We get it all wrong – we are there for each other when things are good.  But when things hurt?  We don’t know what to say.  We shrink away.  We don’t know what to do because we are uncomfortable ourselves.  But if you know someone who is hurting right now, commend them.  Raise them up.  Because they are doing important, hard, gritty work right now.  Work that will be the basis of their character later on.

So please feel free to send me a Hallmark card for the next time I actually call you instead of isolating per usual or when I embarrassingly cry in front of others or when I choose to just breathe. one. more. time.

But please, please, don’t congratulate me on my new house.


(Disclaimer:  The author knows friends should both rejoice in each other’s accomplishments and support each other when facing adversity.  The author is also grateful for all the support in her community for things both good and bad.  The author is really just trying to make a point.)

Am I Too Much For You?

At what point did I become too much for you?

Was it when I stayed awake all night, crying like babies do?  When I sensed your presence the minute you walked in the room, and sprang to?  When I was afraid of him and hid under the table, crying, was I too much for him?  Was I the problem?

Was it when I repeated back those bad words about our bodies, that embarrassed you?  Was it when I couldn’t bear to be alone without you, and stood at the window crying?  Was it then, that I needed too much?

Or was it when you thought I was being dramatic because I was hungry and dizzy?

Or when I had a phobia of the shower at 7?  And you screamed at me?  Was it then?

Or was it when I ran out of the house screaming because he looked like he was going to hit you?

Or when I voiced my opinion, and you called me a man-hating bitch just like your mother?

I can’t quite pinpoint when I lost myself, my beautiful, truth-telling, brave self.
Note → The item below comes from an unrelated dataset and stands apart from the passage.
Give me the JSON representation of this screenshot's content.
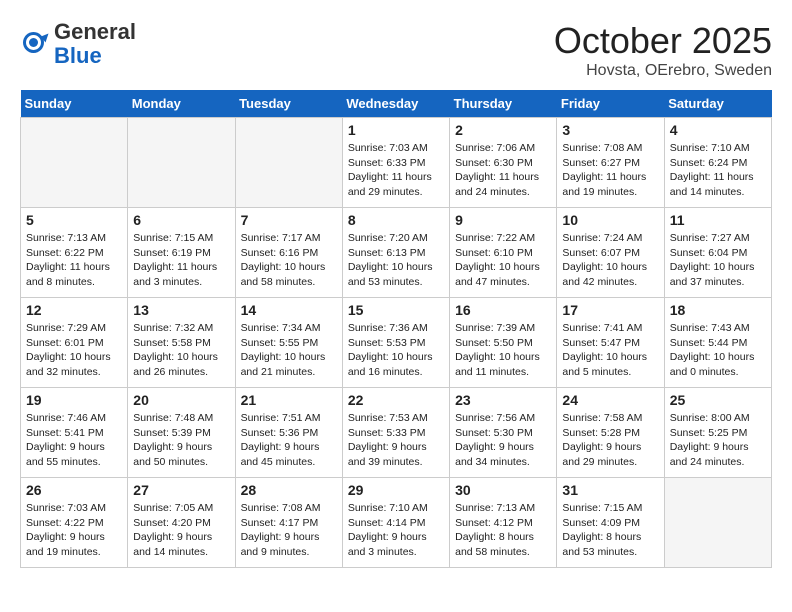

Was it when you all figured out I was fat?  That I took up too much physical space? When you became disgusted by the amount of fat on my body, the number of pimples you counted on my face?

Was it when you became so angered and astounded by my intelligence and fierceness that you refused to acknowledge my presence for weeks?

Or was it when you were jealous of my sixty pound weight drop and that was wrong, too?

Was it when I told you I wasn’t just someone to sleep with?

Or was it when I decided I didn’t want to be engaged to that guy anymore?

Did I not fit in your little box?

Was it when I dyed my hair and pierced my nose?

Was I not “pretty”, anymore?

Was it too much when I embraced my sexuality, and posted a picture of me in lingerie?  Was it “gross”?

Or when I breastfed my child in front of you.  Did I disturb you?

Was it when I deceived you, and I wasn’t your golden angel anymore?

Or was it when I expected more out of you than a fairweather friend?

Did that gravity push you away?

Or was it the fact that I could see the beauty in many people at the same time?

Do I write too much online?

Am I too expressive?

Am I too sensitive because I wouldn’t tolerate your rape jokes at the hibachi table?

Am I too politically correct for you?

Does it scare you when I speak to you passionately? Does it make me a demon?

Was I too much when I finally laid down my shackles, and was loud with my opinions?

Or that I cry openly?  And it’s not a shameful thing?

Was that too much woman?


Was it too much for you to feel better about your feelings as a result of my badass vulnerability?


Yeah, I didn’t think so.


(dedicated to FNR, who will never be silenced)